never given himSir John. The man who
has a secret consciousness that he has injured
you, is, we know, very ready to find cause of
offence or complaint against you. It balances
matters somewhat.

Sir John was always telling himself how
generous he was to Veronica; how he
humoured her caprices ; what a dull,
wretched, miserable, poverty-stricken
existence it was he had taken her from ;
and so forth. And he compared the
flattering  graciousness of her manner in the
old days, with the languor or violence,
which made up the present time. And
then she teased him. She importuned him
for that which he was unable to grant ;
and he especially desired to avoid explaining
the reasons of his inability to grant it.
It really seemed hard. But now there had
arisen a real and important excuse for his
resentment, and lo ! he was inconsistent
enough not to welcome it ! On the contrary
it absolutely disturbed him very seriously.

Had he really cared more for this girl
than he had fancied? Was there a fibre
of tenderness yet lurking in that tough
heart? He, at least, began to think so, and
to pity himself with quite a soft sympathy.
But that which was sympathy for himself,
became very bitter antagonism to others.
After all, what had he to complain of?
He did not desire Veronica to be tenderly
trustful and confiding in her manner
towards him ! He had never longed for
a sad, appealing, questioning glance from her
large, dark eyes ! No : but he none the less
resented the bestowal of such a look on another.

He had flattered himself that Veronica
entertained a due contempt for a man so
poor as Barletti. If poverty were not
contemptible, why then what advantage did
he, Sir John Tallis Gale, possess over
Prince Cesare in the eyes of a young lady?

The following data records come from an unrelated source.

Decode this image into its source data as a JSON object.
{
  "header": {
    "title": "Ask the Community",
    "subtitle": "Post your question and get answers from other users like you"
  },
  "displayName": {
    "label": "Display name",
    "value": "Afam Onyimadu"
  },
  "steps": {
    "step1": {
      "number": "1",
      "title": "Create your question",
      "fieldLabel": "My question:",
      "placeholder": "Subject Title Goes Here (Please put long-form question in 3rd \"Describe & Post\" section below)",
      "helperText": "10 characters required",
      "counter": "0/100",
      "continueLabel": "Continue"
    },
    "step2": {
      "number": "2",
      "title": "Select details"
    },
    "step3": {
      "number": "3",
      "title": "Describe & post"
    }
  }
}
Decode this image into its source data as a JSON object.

That was an unpleasant thought. It
came unwelcomed, and remained without
leave. It seemed to Sir John that unpleasant
thoughts increased and multiplied with
amazing fecundity. One produced another.

Then, after the first fallacious improvement
in his health, which had been wrought
by change of air, his bodily ailments
returned upon him. And amidst all these
troubles there was Veronica pursuing her
one aim, with the blind persistency of
desperation. It had never entered into her
head that Sir John could be nourishing any
feeling of jealousy towards Barletti.

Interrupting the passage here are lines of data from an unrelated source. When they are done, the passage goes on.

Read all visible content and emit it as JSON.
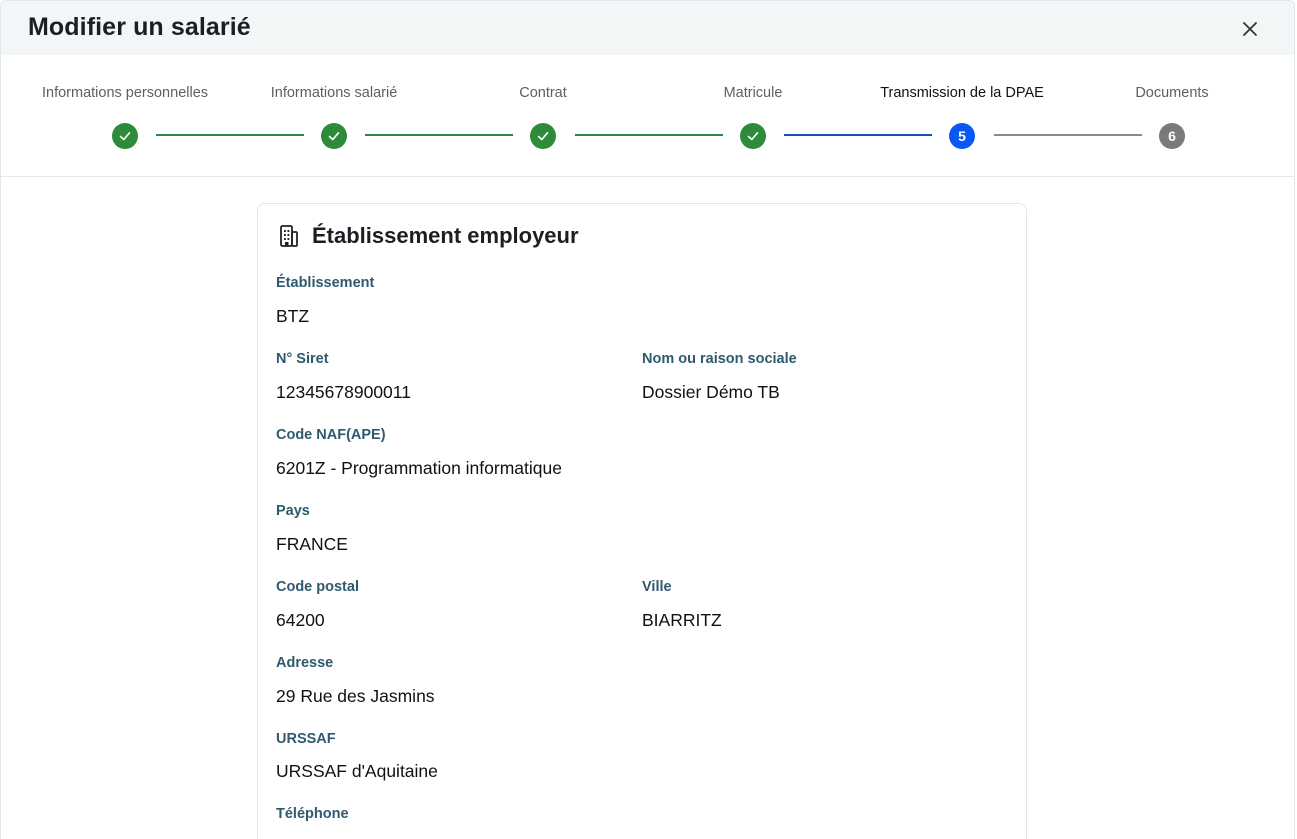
{
  "dialog": {
    "title": "Modifier un salarié"
  },
  "stepper": {
    "steps": [
      {
        "label": "Informations personnelles",
        "status": "done"
      },
      {
        "label": "Informations salarié",
        "status": "done"
      },
      {
        "label": "Contrat",
        "status": "done"
      },
      {
        "label": "Matricule",
        "status": "done"
      },
      {
        "label": "Transmission de la DPAE",
        "status": "current",
        "number": "5"
      },
      {
        "label": "Documents",
        "status": "todo",
        "number": "6"
      }
    ]
  },
  "card": {
    "title": "Établissement employeur",
    "icon": "building-icon",
    "fields": {
      "etablissement": {
        "label": "Établissement",
        "value": "BTZ"
      },
      "siret": {
        "label": "N° Siret",
        "value": "12345678900011"
      },
      "raison_sociale": {
        "label": "Nom ou raison sociale",
        "value": "Dossier Démo TB"
      },
      "code_naf": {
        "label": "Code NAF(APE)",
        "value": "6201Z - Programmation informatique"
      },
      "pays": {
        "label": "Pays",
        "value": "FRANCE"
      },
      "code_postal": {
        "label": "Code postal",
        "value": "64200"
      },
      "ville": {
        "label": "Ville",
        "value": "BIARRITZ"
      },
      "adresse": {
        "label": "Adresse",
        "value": "29 Rue des Jasmins"
      },
      "urssaf": {
        "label": "URSSAF",
        "value": "URSSAF d'Aquitaine"
      },
      "telephone": {
        "label": "Téléphone",
        "value": ""
      }
    }
  },
  "colors": {
    "done": "#2e8b3a",
    "current": "#0b57f5",
    "todo": "#7a7a7a",
    "label": "#2f5a6e"
  }
}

It was not long before the latter followed
them to Naples, and he was received at
Sir John Gale's house there, on the same
familiar footing as he had held at Villa
Chiari. Sir John easily fell back into his old
habit of relying on Barletti for his evening's
amusement. And, besides, he had a hungry
curiosity to observe his behaviour with
Veronica. He lay on his sofa in a kind of
ambush, with his shaded lamp beside him,
watching the two, evening after evening,
and feeding high the fire of jealous hatred
within his own breast.

It required no great acumen to discover
that Barletti was becoming daily more
enthralled by Veronica. He would sit and
gaze at her like a man spell-bound ; and
the light gallantry, the high-flown compliments,
the conventional flattery, had all
disappeared from his speech and from his
manner. He was silent in her presence,
or if he spoke, it was seldom to her that
his words were addressed. He had grown
serious and almost sad : with the vague
sadness that belongs to all deep emotion,
and that no mere butterfly flirtation ever

Veronica's feeling was less easy to read.

It was not, at all events, deep enough to
be self-forgetting. Sir John coming to his
evening watch with a certain preconceived
idea, interpreted many chance words and
looks into a corroboration of that idea. Yet
even Sir John's suspicion could not blind
him to the fact that, let Veronica regard
Barletti as she might, the prince was far
from being the all-engrossing object of her
life. He well knew what that object was.
But it infuriated him to think that she was
possibly urged on to pursue it by the hope
of one day sharing her success with Barletti.

Towards Sir John himself, Veronica
showed a gentleness and an assiduity that
were seldom interrupted. Sometimes,
however, it did happen that her temper, unused
to curb or discipline, broke forth into
violent reproaches and even threats, and
caused him much annoyance. But then,
when the burning anger had cooled a little
she would come to him again with a penitent,
tender, earnest pleading for forgiveness
which would have been infinitely
touching to an unbiassed witness.